WHAT IS NEEDED:
Take the listing that follows and copy it precisely.

RECORDED INFORMATION:
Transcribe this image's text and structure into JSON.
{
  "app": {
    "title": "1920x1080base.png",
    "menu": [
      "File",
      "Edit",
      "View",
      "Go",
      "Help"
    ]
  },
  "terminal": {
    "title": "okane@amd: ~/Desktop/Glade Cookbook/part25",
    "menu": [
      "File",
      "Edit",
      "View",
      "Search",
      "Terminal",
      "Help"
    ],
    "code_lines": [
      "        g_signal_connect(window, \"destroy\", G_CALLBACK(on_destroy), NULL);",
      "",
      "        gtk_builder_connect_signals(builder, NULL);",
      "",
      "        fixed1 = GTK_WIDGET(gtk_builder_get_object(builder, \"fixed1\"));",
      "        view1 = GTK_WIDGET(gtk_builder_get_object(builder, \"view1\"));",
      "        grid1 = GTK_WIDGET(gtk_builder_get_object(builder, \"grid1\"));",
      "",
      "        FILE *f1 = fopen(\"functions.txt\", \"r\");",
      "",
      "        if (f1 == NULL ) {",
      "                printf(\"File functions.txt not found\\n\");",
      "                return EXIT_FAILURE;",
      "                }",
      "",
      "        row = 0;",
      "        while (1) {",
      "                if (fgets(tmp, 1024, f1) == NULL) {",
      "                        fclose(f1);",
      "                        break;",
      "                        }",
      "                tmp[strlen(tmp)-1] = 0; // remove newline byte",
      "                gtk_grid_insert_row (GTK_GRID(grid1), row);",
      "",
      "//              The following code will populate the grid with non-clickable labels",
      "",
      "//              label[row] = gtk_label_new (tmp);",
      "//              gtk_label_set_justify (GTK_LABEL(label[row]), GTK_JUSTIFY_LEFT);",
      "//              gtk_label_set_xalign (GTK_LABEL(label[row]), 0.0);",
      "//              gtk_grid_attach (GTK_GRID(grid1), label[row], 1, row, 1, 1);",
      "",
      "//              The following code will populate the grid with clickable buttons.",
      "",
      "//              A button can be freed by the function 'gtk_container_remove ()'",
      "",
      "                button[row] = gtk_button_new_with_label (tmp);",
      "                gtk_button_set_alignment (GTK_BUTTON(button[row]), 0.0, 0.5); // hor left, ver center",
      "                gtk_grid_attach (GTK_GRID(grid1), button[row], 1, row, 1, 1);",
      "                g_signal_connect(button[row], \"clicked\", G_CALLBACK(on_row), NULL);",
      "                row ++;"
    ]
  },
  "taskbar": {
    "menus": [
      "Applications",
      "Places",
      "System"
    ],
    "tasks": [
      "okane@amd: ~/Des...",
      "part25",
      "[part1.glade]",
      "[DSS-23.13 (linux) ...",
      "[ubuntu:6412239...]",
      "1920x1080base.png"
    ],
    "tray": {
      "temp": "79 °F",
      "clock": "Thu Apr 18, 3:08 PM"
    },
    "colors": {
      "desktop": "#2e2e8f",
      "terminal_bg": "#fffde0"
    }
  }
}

WRITTEN ANSWER:
Transcribe this image's text and structure into JSON.
{
  "app": {
    "title": "1920x1080base.png",
    "menu": [
      "File",
      "Edit",
      "View",
      "Go",
      "Help"
    ]
  },
  "terminal": {
    "title": "okane@amd: ~/Desktop/Glade Cookbook/part25",
    "menu": [
      "File",
      "Edit",
      "View",
      "Search",
      "Terminal",
      "Help"
    ],
    "code_lines": [
      "        g_signal_connect(window, \"destroy\", G_CALLBACK(on_destroy), NULL);",
      "",
      "        gtk_builder_connect_signals(builder, NULL);",
      "",
      "        fixed1 = GTK_WIDGET(gtk_builder_get_object(builder, \"fixed1\"));",
      "        view1 = GTK_WIDGET(gtk_builder_get_object(builder, \"view1\"));",
      "        grid1 = GTK_WIDGET(gtk_builder_get_object(builder, \"grid1\"));",
      "",
      "        FILE *f1 = fopen(\"functions.txt\", \"r\");",
      "",
      "        if (f1 == NULL ) {",
      "                printf(\"File functions.txt not found\\n\");",
      "                return EXIT_FAILURE;",
      "                }",
      "",
      "        row = 0;",
      "        while (1) {",
      "                if (fgets(tmp, 1024, f1) == NULL) {",
      "                        fclose(f1);",
      "                        break;",
      "                        }",
      "                tmp[strlen(tmp)-1] = 0; // remove newline byte",
      "                gtk_grid_insert_row (GTK_GRID(grid1), row);",
      "",
      "//              The following code will populate the grid with non-clickable labels",
      "",
      "//              label[row] = gtk_label_new (tmp);",
      "//              gtk_label_set_justify (GTK_LABEL(label[row]), GTK_JUSTIFY_LEFT);",
      "//              gtk_label_set_xalign (GTK_LABEL(label[row]), 0.0);",
      "//              gtk_grid_attach (GTK_GRID(grid1), label[row], 1, row, 1, 1);",
      "",
      "//              The following code will populate the grid with clickable buttons.",
      "",
      "//              A button can be freed by the function 'gtk_container_remove ()'",
      "",
      "                button[row] = gtk_button_new_with_label (tmp);",
      "                gtk_button_set_alignment (GTK_BUTTON(button[row]), 0.0, 0.5); // hor left, ver center",
      "                gtk_grid_attach (GTK_GRID(grid1), button[row], 1, row, 1, 1);",
      "                g_signal_connect(button[row], \"clicked\", G_CALLBACK(on_row), NULL);",
      "                row ++;"
    ]
  },
  "taskbar": {
    "menus": [
      "Applications",
      "Places",
      "System"
    ],
    "tasks": [
      "okane@amd: ~/Des...",
      "part25",
      "[part1.glade]",
      "[DSS-23.13 (linux) ...",
      "[ubuntu:6412239...]",
      "1920x1080base.png"
    ],
    "tray": {
      "temp": "79 °F",
      "clock": "Thu Apr 18, 3:08 PM"
    },
    "colors": {
      "desktop": "#2e2e8f",
      "terminal_bg": "#fffde0"
    }
  }
}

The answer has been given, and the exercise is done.